- Clean the outside of your squash. Insert a sharp knife into the top of the kabocha near the stem end. Carefully push your knife down and cut through one side of the squash. Insert your knife into the opposite side of the stem, and cut the other side in the same manner. Remove your knife, and break your squash into two halves.
Scrape out the seeds of both halves, but then tightly wrap one of the halves to save it for another recipe… such at my Smoky Squash and Chickpea Soup (;ink in notes)
- Just keep thinking about halving as you continue to cut your squash. Cut the half in half. Then cut those halves in half. Continue to cut the wedges of squash in half until you’re left with about 8, 1 inch thick wedges. Cut each thin wedge into 1 inch thick pieces.
- To a 2 quart pot, add your water or broth, and then dissolve the bouillon or mushroom broth powder into it. Taste for seasoning, making sure you have a very flavorful broth that is powerful enough to season all of the squash that will be simmered in it. Add salt and pepper as needed.

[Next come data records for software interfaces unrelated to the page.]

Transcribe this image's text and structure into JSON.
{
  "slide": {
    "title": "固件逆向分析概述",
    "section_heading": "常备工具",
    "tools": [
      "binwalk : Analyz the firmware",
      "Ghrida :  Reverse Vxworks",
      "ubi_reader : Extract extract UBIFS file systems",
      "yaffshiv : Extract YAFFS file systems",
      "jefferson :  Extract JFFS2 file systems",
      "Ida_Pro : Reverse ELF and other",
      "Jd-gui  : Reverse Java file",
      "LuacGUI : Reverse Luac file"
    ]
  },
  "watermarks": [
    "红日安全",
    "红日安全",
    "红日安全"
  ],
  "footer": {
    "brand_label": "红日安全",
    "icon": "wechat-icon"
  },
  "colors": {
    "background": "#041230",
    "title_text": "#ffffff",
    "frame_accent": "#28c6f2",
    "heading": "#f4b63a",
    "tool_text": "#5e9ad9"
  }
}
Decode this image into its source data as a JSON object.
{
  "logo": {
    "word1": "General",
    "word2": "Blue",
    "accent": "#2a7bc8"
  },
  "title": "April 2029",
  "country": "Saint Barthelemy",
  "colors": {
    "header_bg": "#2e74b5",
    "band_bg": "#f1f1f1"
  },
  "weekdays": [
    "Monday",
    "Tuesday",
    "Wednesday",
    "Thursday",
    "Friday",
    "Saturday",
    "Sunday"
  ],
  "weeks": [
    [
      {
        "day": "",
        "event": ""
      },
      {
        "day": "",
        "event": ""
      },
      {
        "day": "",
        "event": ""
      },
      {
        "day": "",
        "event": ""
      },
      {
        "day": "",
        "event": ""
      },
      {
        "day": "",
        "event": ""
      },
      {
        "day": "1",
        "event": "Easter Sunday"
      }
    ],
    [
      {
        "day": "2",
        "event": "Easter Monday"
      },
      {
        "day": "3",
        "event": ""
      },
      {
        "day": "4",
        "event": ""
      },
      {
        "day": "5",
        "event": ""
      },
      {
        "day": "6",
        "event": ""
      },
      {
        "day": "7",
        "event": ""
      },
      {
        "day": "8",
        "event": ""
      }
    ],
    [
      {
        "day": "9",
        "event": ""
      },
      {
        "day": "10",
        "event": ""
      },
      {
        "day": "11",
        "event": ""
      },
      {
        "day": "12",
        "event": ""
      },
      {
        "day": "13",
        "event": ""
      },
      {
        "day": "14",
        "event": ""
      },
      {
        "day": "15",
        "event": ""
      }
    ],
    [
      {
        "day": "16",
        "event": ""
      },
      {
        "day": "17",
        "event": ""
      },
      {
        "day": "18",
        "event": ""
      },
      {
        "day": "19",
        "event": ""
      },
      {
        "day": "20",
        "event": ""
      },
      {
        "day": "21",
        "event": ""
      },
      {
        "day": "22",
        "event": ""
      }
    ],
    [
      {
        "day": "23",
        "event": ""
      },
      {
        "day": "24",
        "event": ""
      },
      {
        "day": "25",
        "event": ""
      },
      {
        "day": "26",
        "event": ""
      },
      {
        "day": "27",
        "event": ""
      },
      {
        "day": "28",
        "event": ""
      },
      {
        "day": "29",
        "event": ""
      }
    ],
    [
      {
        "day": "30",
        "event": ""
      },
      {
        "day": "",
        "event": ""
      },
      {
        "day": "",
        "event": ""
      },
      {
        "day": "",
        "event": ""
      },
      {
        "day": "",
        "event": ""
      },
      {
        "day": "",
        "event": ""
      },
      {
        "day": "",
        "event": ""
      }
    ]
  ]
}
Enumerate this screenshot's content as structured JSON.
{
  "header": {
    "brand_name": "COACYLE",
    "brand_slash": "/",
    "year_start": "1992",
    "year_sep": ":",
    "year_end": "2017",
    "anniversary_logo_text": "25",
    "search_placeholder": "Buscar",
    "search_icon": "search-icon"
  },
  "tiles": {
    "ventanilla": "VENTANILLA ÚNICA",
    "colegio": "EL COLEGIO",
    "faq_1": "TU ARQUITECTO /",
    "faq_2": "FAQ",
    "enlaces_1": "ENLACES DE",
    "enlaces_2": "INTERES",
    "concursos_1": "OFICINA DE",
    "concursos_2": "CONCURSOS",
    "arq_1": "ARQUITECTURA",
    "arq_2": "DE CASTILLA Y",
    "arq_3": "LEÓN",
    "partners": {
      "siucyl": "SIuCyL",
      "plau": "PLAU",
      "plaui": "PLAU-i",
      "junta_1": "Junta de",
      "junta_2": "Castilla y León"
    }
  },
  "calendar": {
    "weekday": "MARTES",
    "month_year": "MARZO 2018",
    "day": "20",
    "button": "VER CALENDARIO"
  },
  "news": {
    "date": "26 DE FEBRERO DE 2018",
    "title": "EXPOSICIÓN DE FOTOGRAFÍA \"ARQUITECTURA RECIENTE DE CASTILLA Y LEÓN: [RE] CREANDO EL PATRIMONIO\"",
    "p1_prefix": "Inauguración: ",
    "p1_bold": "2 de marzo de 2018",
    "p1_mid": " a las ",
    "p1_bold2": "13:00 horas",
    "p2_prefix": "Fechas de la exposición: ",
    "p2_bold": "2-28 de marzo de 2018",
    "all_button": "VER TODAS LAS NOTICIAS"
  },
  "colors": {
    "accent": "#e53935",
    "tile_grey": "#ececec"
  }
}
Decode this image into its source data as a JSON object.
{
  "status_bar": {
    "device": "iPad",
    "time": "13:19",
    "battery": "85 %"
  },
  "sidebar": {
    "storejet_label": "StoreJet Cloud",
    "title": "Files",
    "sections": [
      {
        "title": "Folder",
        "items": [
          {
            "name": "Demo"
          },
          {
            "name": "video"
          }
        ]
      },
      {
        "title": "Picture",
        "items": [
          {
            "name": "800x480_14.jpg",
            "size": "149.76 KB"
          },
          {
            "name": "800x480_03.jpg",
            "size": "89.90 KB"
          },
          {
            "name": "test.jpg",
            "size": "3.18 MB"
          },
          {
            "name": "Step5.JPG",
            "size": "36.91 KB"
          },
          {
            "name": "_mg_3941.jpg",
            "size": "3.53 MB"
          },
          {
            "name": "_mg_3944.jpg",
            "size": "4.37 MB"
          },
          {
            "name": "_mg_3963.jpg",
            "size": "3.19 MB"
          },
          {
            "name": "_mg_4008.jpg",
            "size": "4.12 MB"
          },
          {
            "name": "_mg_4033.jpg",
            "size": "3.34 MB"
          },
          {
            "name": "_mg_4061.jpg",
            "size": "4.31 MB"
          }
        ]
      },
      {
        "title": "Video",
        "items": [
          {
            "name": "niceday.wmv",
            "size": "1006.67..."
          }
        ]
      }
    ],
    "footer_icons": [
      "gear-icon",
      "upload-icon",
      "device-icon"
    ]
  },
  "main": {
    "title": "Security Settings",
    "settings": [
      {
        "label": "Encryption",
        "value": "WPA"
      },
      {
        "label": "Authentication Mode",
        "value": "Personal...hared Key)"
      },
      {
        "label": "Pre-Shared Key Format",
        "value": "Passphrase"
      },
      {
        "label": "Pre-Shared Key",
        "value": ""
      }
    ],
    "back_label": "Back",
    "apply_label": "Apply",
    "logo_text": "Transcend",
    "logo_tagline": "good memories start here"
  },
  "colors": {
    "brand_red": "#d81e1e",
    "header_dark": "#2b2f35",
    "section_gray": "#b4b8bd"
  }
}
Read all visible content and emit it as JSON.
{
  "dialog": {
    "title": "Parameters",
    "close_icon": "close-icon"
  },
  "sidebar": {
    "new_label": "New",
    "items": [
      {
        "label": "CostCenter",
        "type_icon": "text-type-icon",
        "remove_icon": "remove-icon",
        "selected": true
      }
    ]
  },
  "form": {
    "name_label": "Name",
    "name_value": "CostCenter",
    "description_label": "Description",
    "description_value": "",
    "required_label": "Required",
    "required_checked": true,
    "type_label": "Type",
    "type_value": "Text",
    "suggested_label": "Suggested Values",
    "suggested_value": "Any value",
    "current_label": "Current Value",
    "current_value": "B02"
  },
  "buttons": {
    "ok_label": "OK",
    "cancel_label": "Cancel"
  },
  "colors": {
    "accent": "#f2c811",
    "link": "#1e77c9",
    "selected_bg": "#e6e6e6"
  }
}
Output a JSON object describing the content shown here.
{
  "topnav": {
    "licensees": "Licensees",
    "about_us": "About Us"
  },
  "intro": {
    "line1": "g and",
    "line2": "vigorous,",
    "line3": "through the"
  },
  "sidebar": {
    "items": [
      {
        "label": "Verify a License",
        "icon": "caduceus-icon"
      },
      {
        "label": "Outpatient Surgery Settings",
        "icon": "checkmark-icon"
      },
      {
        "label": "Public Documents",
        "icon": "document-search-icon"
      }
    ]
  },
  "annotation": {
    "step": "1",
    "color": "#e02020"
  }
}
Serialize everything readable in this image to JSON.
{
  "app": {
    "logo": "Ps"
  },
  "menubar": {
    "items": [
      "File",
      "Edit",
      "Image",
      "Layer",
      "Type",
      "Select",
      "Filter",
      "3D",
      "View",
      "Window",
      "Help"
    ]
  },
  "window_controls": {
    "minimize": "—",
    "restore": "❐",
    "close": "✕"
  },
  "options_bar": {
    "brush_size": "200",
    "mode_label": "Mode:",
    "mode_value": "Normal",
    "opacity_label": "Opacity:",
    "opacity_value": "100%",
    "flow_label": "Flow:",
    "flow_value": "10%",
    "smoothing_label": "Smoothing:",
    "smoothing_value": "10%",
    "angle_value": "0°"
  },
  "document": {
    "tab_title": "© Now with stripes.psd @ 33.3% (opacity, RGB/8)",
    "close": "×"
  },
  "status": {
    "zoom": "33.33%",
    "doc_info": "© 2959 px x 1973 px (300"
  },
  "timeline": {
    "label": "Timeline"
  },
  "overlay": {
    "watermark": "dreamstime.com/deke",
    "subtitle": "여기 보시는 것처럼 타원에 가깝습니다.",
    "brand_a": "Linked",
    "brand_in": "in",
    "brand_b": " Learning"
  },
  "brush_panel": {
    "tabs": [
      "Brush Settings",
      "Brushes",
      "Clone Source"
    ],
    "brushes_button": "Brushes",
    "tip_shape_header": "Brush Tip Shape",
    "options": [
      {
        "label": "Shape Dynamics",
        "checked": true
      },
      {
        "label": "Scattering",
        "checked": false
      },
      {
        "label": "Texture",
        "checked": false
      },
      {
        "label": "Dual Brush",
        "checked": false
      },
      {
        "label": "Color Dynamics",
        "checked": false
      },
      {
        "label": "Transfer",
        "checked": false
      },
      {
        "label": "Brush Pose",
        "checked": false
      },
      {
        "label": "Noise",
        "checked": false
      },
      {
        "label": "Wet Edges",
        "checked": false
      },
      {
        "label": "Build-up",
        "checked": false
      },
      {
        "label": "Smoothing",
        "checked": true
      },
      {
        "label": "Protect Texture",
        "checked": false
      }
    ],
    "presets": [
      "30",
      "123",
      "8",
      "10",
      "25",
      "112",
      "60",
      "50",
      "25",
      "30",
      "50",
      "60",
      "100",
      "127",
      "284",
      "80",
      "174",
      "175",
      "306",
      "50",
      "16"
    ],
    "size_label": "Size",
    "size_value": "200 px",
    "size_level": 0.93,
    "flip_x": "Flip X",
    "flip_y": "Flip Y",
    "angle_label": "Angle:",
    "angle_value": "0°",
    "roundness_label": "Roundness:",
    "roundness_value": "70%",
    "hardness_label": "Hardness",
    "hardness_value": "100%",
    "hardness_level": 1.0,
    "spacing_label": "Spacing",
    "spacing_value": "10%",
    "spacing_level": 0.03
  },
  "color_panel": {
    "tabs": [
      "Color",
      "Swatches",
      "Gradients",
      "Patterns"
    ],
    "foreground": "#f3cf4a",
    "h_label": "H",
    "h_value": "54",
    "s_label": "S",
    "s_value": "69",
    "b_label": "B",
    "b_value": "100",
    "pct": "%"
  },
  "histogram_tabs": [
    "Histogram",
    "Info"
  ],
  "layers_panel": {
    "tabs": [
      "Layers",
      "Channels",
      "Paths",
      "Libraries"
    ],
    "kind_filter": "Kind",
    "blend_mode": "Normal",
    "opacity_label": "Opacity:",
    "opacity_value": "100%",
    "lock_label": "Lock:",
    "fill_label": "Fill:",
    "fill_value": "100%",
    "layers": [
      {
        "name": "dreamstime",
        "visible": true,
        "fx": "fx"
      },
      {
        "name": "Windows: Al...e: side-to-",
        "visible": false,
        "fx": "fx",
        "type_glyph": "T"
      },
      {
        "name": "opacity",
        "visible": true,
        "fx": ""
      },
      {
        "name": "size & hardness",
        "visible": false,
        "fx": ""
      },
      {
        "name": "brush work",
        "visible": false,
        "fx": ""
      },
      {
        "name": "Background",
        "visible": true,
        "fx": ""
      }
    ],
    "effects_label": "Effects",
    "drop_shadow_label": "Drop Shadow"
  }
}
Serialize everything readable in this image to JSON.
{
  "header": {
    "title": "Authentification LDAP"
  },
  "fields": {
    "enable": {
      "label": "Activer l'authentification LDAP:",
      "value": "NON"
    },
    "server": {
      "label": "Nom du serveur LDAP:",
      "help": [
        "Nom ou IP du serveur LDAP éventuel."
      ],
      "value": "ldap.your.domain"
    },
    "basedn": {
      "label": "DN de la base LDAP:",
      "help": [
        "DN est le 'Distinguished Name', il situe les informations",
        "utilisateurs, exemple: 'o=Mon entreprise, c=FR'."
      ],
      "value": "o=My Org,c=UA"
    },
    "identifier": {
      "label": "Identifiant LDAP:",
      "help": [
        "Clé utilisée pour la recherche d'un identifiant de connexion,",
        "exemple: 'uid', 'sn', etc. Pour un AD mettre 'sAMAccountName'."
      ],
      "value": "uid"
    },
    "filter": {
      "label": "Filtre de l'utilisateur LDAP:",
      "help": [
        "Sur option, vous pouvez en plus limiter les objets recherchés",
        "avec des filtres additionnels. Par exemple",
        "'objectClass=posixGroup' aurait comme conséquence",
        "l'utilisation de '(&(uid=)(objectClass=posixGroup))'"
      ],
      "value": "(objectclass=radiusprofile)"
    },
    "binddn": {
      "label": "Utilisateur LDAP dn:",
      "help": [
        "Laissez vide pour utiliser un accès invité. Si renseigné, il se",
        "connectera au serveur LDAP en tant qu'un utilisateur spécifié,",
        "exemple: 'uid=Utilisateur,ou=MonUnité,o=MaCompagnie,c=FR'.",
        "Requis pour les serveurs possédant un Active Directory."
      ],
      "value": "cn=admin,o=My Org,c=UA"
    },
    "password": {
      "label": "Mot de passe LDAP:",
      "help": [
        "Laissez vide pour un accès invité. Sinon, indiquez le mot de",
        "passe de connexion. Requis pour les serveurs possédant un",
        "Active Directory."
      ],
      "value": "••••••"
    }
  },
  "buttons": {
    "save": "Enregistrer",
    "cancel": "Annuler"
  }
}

- Add as much squash as you can to the broth, making sure there’s about 1 inch remaining at the top of the pot. Stir in mushrooms.Thinly slice the white parts of your green onions, and then cut the green parts into inch-long pieces. Stir the white parts in with the squash and mushrooms. Sprinkle the green parts on top.
- Open your silken tofu, and slice it into about 6 thin slabs. Arrange the tofu in a single layer on top of the green onions. Rip up your kale into bite-sized pieces, and distribute it evenly across the surface of the tofu. Drizzle the top with sesame oil and sprinkle with sesame seeds.
- Your pot will be very full; practically overflowing.
- Put the lid on and turn the heat up to high. When the broth comes to a boil and steam is steadily escaping the pot, immediately turn the heat down to low, and allow your hot pot to gently simmer for 10 to 15 minutes. Your hot pot is done when your squash is fork tender.
- Using a ladle, scoop a bit of everything out of the pot, being generous with the broth. Serve with more sesame seeds, and hot sauce of choice.
- I love this hot pot just as is, served with a bit of vinegar-based hot sauce on the side. You could also make this dish into a ramen-style soup by cooking soba or udon noodles separately, and serving them alongside your hot pot.